Exercise directions> Gather each line of the records where "data" appears.

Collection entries
-- -- --
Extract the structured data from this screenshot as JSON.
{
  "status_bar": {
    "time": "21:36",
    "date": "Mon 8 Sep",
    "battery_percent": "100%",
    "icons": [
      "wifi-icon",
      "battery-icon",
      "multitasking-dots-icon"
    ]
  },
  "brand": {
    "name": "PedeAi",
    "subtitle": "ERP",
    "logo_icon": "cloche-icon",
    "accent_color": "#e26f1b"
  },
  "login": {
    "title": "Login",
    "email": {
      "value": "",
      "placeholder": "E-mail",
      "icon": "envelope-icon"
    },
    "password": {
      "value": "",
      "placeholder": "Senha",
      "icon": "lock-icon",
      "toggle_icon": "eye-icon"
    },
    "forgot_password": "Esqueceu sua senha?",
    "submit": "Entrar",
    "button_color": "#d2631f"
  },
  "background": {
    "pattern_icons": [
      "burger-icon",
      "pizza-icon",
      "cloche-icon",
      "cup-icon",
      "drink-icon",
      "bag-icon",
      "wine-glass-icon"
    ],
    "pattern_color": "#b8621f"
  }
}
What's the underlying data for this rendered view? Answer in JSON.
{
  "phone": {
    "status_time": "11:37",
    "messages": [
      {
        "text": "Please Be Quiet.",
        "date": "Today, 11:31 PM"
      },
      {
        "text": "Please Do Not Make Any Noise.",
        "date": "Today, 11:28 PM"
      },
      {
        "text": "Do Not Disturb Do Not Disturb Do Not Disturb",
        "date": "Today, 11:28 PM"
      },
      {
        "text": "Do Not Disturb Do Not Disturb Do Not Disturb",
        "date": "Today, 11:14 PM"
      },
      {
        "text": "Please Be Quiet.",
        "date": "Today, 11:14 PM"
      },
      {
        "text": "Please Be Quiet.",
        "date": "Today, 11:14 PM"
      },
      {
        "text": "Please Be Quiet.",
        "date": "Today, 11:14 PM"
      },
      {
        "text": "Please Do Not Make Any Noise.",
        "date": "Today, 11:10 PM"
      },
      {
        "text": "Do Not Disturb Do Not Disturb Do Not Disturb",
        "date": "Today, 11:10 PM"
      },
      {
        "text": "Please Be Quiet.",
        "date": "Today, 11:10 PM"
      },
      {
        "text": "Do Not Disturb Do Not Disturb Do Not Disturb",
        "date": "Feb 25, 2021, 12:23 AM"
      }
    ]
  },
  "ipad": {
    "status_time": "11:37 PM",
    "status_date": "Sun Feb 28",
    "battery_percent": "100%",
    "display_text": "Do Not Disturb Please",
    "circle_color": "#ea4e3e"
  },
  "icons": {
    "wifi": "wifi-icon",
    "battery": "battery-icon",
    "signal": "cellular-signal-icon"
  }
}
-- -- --
Solution for this problem>
Extract the structured data from this screenshot as JSON.
What's the underlying data for this rendered view? Answer in JSON.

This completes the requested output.